■ **Work order**:
An exact reprint of every record below is required, with the pictures left out.
===== Task material =====
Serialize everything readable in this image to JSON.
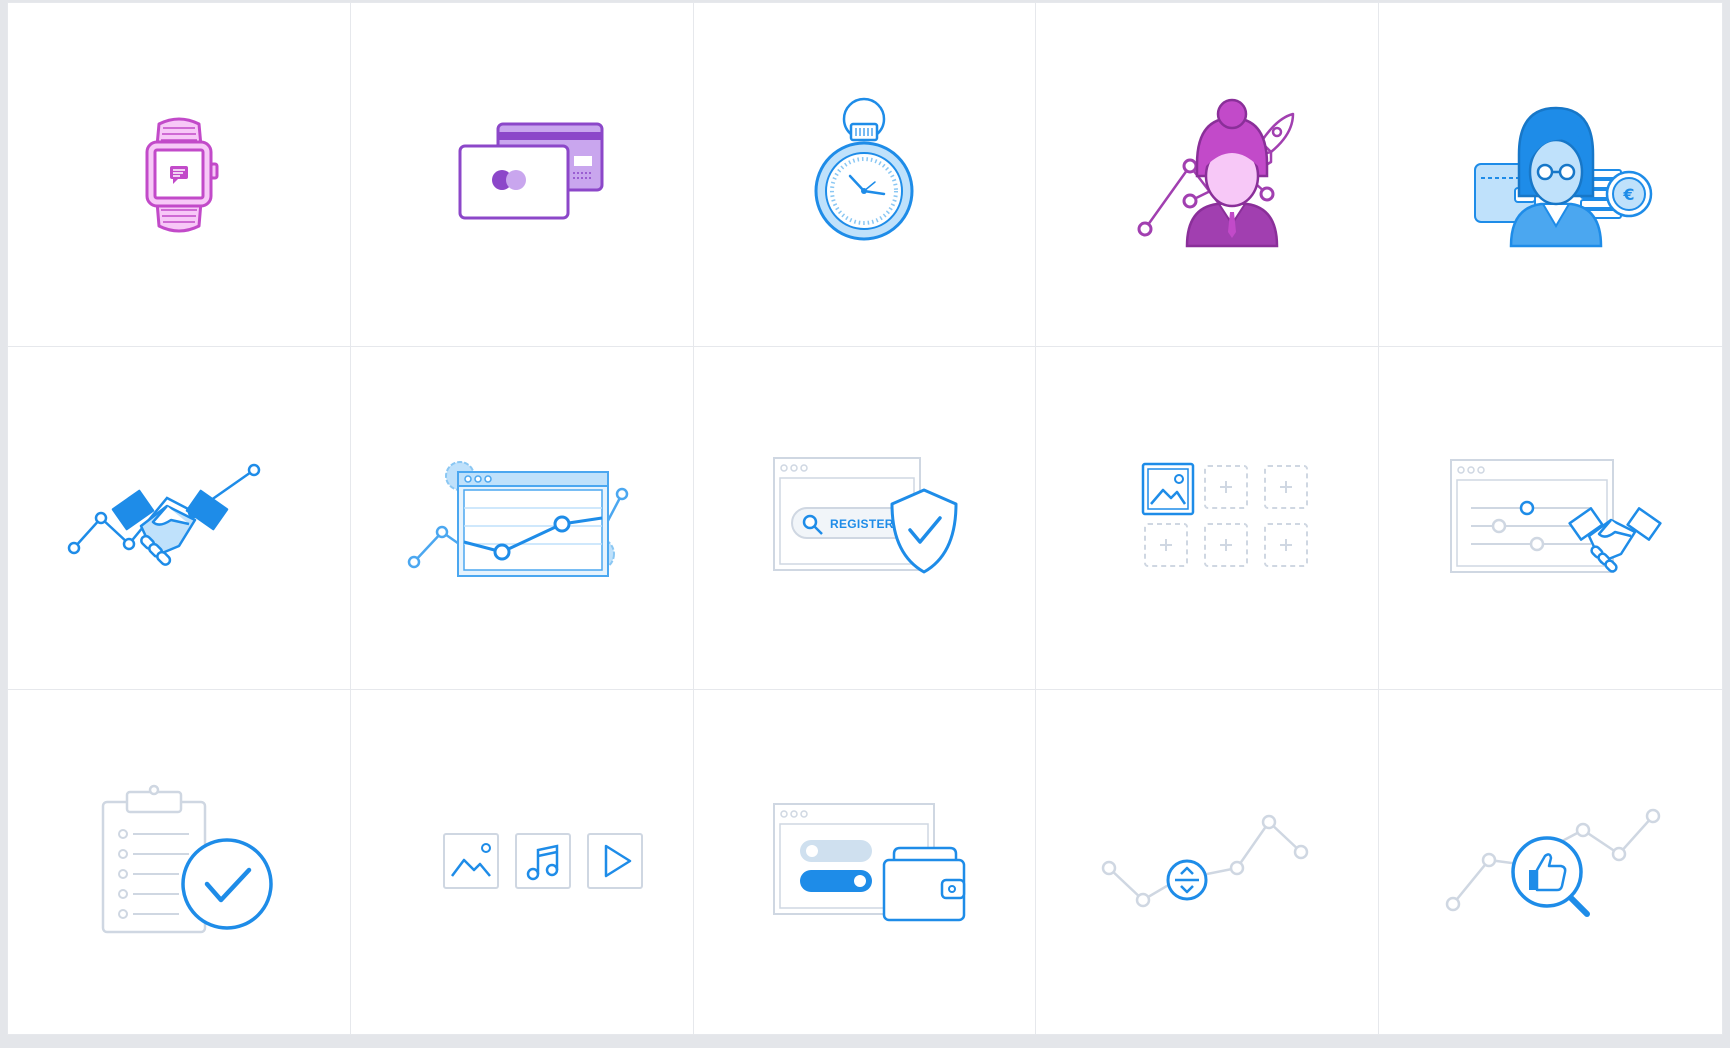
{
  "colors": {
    "magenta": "#c24ac9",
    "magenta_light": "#f7c8f7",
    "purple": "#8c47c9",
    "purple_light": "#c9a6ee",
    "blue": "#1e8ce8",
    "blue_light": "#bfe1fb",
    "pale": "#cfd7e2",
    "white": "#ffffff"
  },
  "icons": [
    {
      "name": "smartwatch-icon"
    },
    {
      "name": "credit-cards-icon"
    },
    {
      "name": "stopwatch-icon"
    },
    {
      "name": "businesswoman-growth-rocket-icon"
    },
    {
      "name": "businesswoman-wallet-euro-icon"
    },
    {
      "name": "handshake-chart-icon"
    },
    {
      "name": "browser-chart-gears-icon"
    },
    {
      "name": "secure-registration-shield-icon"
    },
    {
      "name": "image-upload-slots-icon"
    },
    {
      "name": "browser-sliders-handshake-icon"
    },
    {
      "name": "clipboard-check-icon"
    },
    {
      "name": "media-image-music-video-icon"
    },
    {
      "name": "browser-toggles-wallet-icon"
    },
    {
      "name": "chart-scroll-control-icon"
    },
    {
      "name": "chart-magnifier-thumbs-up-icon"
    }
  ],
  "register_label": "REGISTER",
  "euro_symbol": "€"
}
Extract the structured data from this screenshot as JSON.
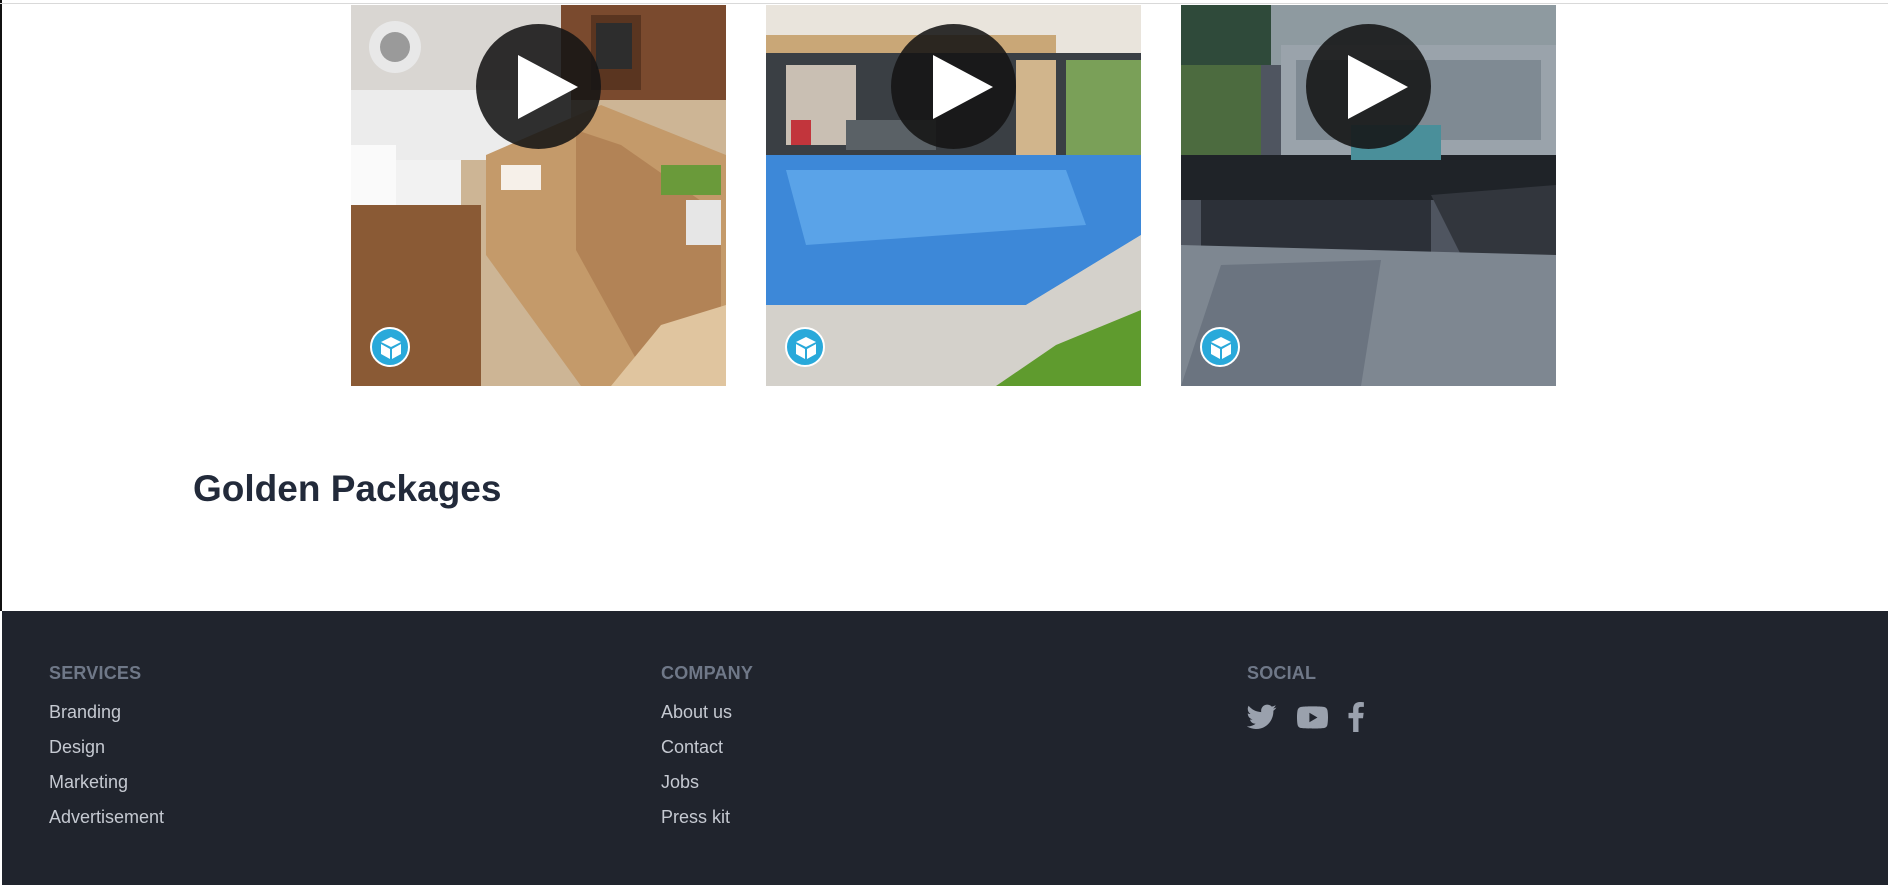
{
  "gallery": {
    "tiles": [
      {
        "alt": "interior-living-room",
        "play": "play-button",
        "badge": "3d-cube-icon"
      },
      {
        "alt": "pool-house",
        "play": "play-button",
        "badge": "3d-cube-icon"
      },
      {
        "alt": "modern-facade",
        "play": "play-button",
        "badge": "3d-cube-icon"
      }
    ]
  },
  "section": {
    "title": "Golden Packages"
  },
  "footer": {
    "services": {
      "title": "SERVICES",
      "links": [
        "Branding",
        "Design",
        "Marketing",
        "Advertisement"
      ]
    },
    "company": {
      "title": "COMPANY",
      "links": [
        "About us",
        "Contact",
        "Jobs",
        "Press kit"
      ]
    },
    "social": {
      "title": "SOCIAL",
      "icons": [
        "twitter-icon",
        "youtube-icon",
        "facebook-icon"
      ]
    }
  },
  "colors": {
    "footer_bg": "#20242d",
    "badge": "#29a9da",
    "heading": "#222a3a"
  }
}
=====
■ **Result for this exercise**:
Serialize everything readable in this image to JSON.
{
  "colors": {
    "magenta": "#c24ac9",
    "magenta_light": "#f7c8f7",
    "purple": "#8c47c9",
    "purple_light": "#c9a6ee",
    "blue": "#1e8ce8",
    "blue_light": "#bfe1fb",
    "pale": "#cfd7e2",
    "white": "#ffffff"
  },
  "icons": [
    {
      "name": "smartwatch-icon"
    },
    {
      "name": "credit-cards-icon"
    },
    {
      "name": "stopwatch-icon"
    },
    {
      "name": "businesswoman-growth-rocket-icon"
    },
    {
      "name": "businesswoman-wallet-euro-icon"
    },
    {
      "name": "handshake-chart-icon"
    },
    {
      "name": "browser-chart-gears-icon"
    },
    {
      "name": "secure-registration-shield-icon"
    },
    {
      "name": "image-upload-slots-icon"
    },
    {
      "name": "browser-sliders-handshake-icon"
    },
    {
      "name": "clipboard-check-icon"
    },
    {
      "name": "media-image-music-video-icon"
    },
    {
      "name": "browser-toggles-wallet-icon"
    },
    {
      "name": "chart-scroll-control-icon"
    },
    {
      "name": "chart-magnifier-thumbs-up-icon"
    }
  ],
  "register_label": "REGISTER",
  "euro_symbol": "€"
}
Extract the structured data from this screenshot as JSON.
{
  "gallery": {
    "tiles": [
      {
        "alt": "interior-living-room",
        "play": "play-button",
        "badge": "3d-cube-icon"
      },
      {
        "alt": "pool-house",
        "play": "play-button",
        "badge": "3d-cube-icon"
      },
      {
        "alt": "modern-facade",
        "play": "play-button",
        "badge": "3d-cube-icon"
      }
    ]
  },
  "section": {
    "title": "Golden Packages"
  },
  "footer": {
    "services": {
      "title": "SERVICES",
      "links": [
        "Branding",
        "Design",
        "Marketing",
        "Advertisement"
      ]
    },
    "company": {
      "title": "COMPANY",
      "links": [
        "About us",
        "Contact",
        "Jobs",
        "Press kit"
      ]
    },
    "social": {
      "title": "SOCIAL",
      "icons": [
        "twitter-icon",
        "youtube-icon",
        "facebook-icon"
      ]
    }
  },
  "colors": {
    "footer_bg": "#20242d",
    "badge": "#29a9da",
    "heading": "#222a3a"
  }
}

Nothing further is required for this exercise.